Such a vast amount of twaddle has been circulated about Poe’s personal character, his bad habits, his lack of moral perceptions, his indifference to the ­[page 308:] esteem of his fellow men, that one shrinks from dignifying it with much attention or keeping alive the poor little fames of Poe’s chief libellers by citing their names with their absurd accusations. Lowell’s little outfling of unworthy spleen can be easily forgiven. Poe forgave it in advance by defending Lowell from an English blackguard of the pen, and proclaiming Lowell as one of the noblest poets America had then produced. Emerson, who was a greater poet in the rough, to my mind, than Lowell, must be pardoned for his bitterness — Poe had ridiculed his proneness to play Sir Oracle; or possibly it was not bitterness, but a more blindness to Poe’s art and a deafness to Poe’s music. Yet Poe was recognized in a measure, when alive, by men of real intellectual fibre. There is the recognition of hostility as well as that of cordial appreciation and friendship. Perhaps, too, there is in it more certainty of permanent fame and influence. That Poe enjoyed his isolation, to some degree, is not unlikely. Some natures, though not unphilanthropic, are attuned for solitude: some talents ripen in the shade.

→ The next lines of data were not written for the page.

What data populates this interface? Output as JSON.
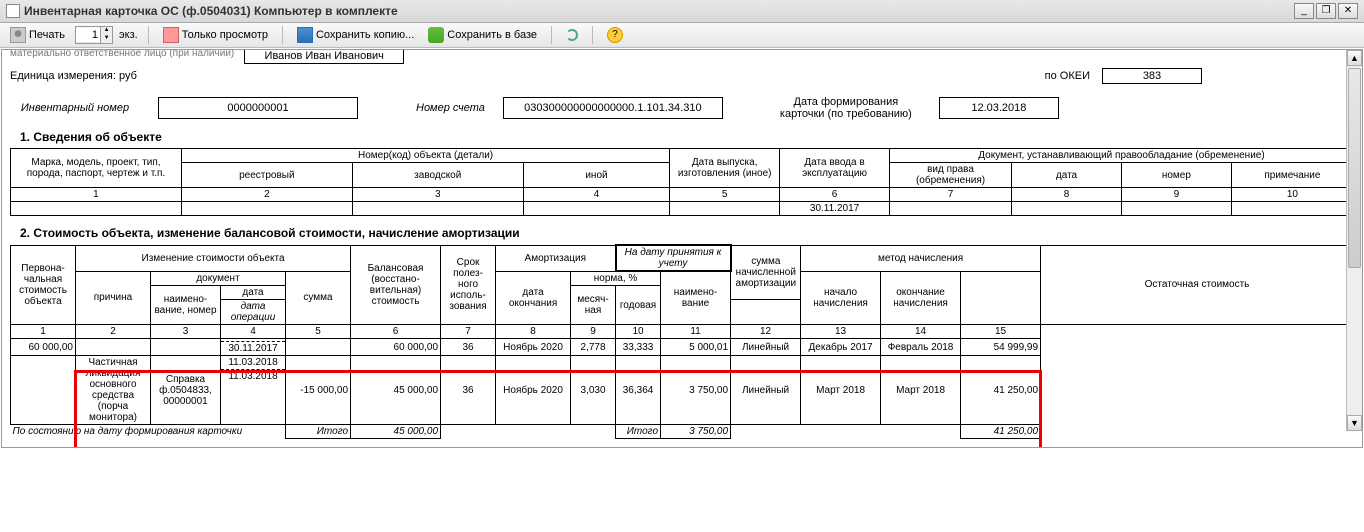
{
  "window": {
    "title": "Инвентарная карточка ОС (ф.0504031) Компьютер в комплекте",
    "min": "_",
    "max": "❐",
    "close": "✕"
  },
  "toolbar": {
    "print": "Печать",
    "copies_value": "1",
    "copies_suffix": "экз.",
    "view_only": "Только просмотр",
    "save_copy": "Сохранить копию...",
    "save_db": "Сохранить в базе",
    "help_glyph": "?"
  },
  "header": {
    "clipped": "материально ответственное лицо (при наличии)",
    "responsible_name": "Иванов Иван Иванович",
    "unit_label": "Единица измерения: руб",
    "okei_label": "по ОКЕИ",
    "okei_value": "383",
    "inv_label": "Инвентарный номер",
    "inv_value": "0000000001",
    "acct_label": "Номер счета",
    "acct_value": "030300000000000000.1.101.34.310",
    "date_label": "Дата формирования карточки (по требованию)",
    "date_value": "12.03.2018"
  },
  "section1": {
    "title": "1. Сведения об объекте",
    "h_mark": "Марка, модель, проект, тип, порода, паспорт, чертеж и т.п.",
    "h_numcode": "Номер(код) объекта (детали)",
    "h_reestr": "реестровый",
    "h_zavod": "заводской",
    "h_inoi": "иной",
    "h_release": "Дата выпуска, изготовления (иное)",
    "h_commiss": "Дата ввода в эксплуатацию",
    "h_doc": "Документ, устанавливающий правообладание (обременение)",
    "h_vid": "вид права (обременения)",
    "h_data": "дата",
    "h_nomer": "номер",
    "h_prim": "примечание",
    "n1": "1",
    "n2": "2",
    "n3": "3",
    "n4": "4",
    "n5": "5",
    "n6": "6",
    "n7": "7",
    "n8": "8",
    "n9": "9",
    "n10": "10",
    "row_date": "30.11.2017"
  },
  "section2": {
    "title": "2. Стоимость объекта, изменение балансовой стоимости, начисление амортизации",
    "h_initcost": "Первона- чальная стоимость объекта",
    "h_change": "Изменение стоимости объекта",
    "h_reason": "причина",
    "h_docgrp": "документ",
    "h_docname": "наимено- вание, номер",
    "h_docdate": "дата",
    "h_docdate_italic": "дата операции",
    "h_sum": "сумма",
    "h_balance": "Балансовая (восстано- вительная) стоимость",
    "h_useful": "Срок полез- ного исполь- зования",
    "h_amort": "Амортизация",
    "h_amort_date_note": "На дату принятия к учету",
    "h_enddate": "дата окончания",
    "h_norm": "норма, %",
    "h_norm_m": "месяч- ная",
    "h_norm_y": "годовая",
    "h_accrued": "сумма начисленной амортизации",
    "h_method": "метод начисления",
    "h_methname": "наимено- вание",
    "h_methstart": "начало начисления",
    "h_methend": "окончание начисления",
    "h_residual": "Остаточная стоимость",
    "n1": "1",
    "n2": "2",
    "n3": "3",
    "n4": "4",
    "n5": "5",
    "n6": "6",
    "n7": "7",
    "n8": "8",
    "n9": "9",
    "n10": "10",
    "n11": "11",
    "n12": "12",
    "n13": "13",
    "n14": "14",
    "n15": "15",
    "row1": {
      "c1": "60 000,00",
      "c4a": "30.11.2017",
      "c6": "60 000,00",
      "c7": "36",
      "c8": "Ноябрь 2020",
      "c9": "2,778",
      "c10": "33,333",
      "c11": "5 000,01",
      "c12": "Линейный",
      "c13": "Декабрь 2017",
      "c14": "Февраль 2018",
      "c15": "54 999,99"
    },
    "row2": {
      "c2": "Частичная ликвидация основного средства (порча монитора)",
      "c3": "Справка ф.0504833, 00000001",
      "c4": "11.03.2018",
      "c4a": "11.03.2018",
      "c5": "-15 000,00",
      "c6": "45 000,00",
      "c7": "36",
      "c8": "Ноябрь 2020",
      "c9": "3,030",
      "c10": "36,364",
      "c11": "3 750,00",
      "c12": "Линейный",
      "c13": "Март 2018",
      "c14": "Март 2018",
      "c15": "41 250,00"
    },
    "footer": {
      "label": "По состоянию на дату формирования карточки",
      "itogo": "Итого",
      "balance": "45 000,00",
      "amort": "3 750,00",
      "residual": "41 250,00"
    }
  }
}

There has been, it seems to me, considerable mischief done to Poe and the cause of truth by the over-zeal of some of his champions. The medial sound fact of this whole matter appears to be that Poe, though an almost perfect artist, scarcely deserved that any man should pray to him every morning as Baudelaire used to do; that Poe, though possessed of many winning and gracious attributes when sane, did some dreadful and dreadfully strange things, when not in sober senses; that, as he happened to be a man of genius and temperament combative at all times, his flaws and failings, which would have passed comparatively unnoticed in an ordinary person, got blazoned broadcast to the world.




Poe’s review of Lowell’s A Fable for Critics suggests that he did not respond so kindly to Lowell’s criticism. Among other comments, Poe dismisses the book with the statement that “no failure was ever more complete or more pitiable.”


[S:1 - DIAL, 1899] - Edgar Allan Poe Society of Baltimore - A Poe Bookshelf - Poe Coming to His Kingdom (H. Austin, 1899)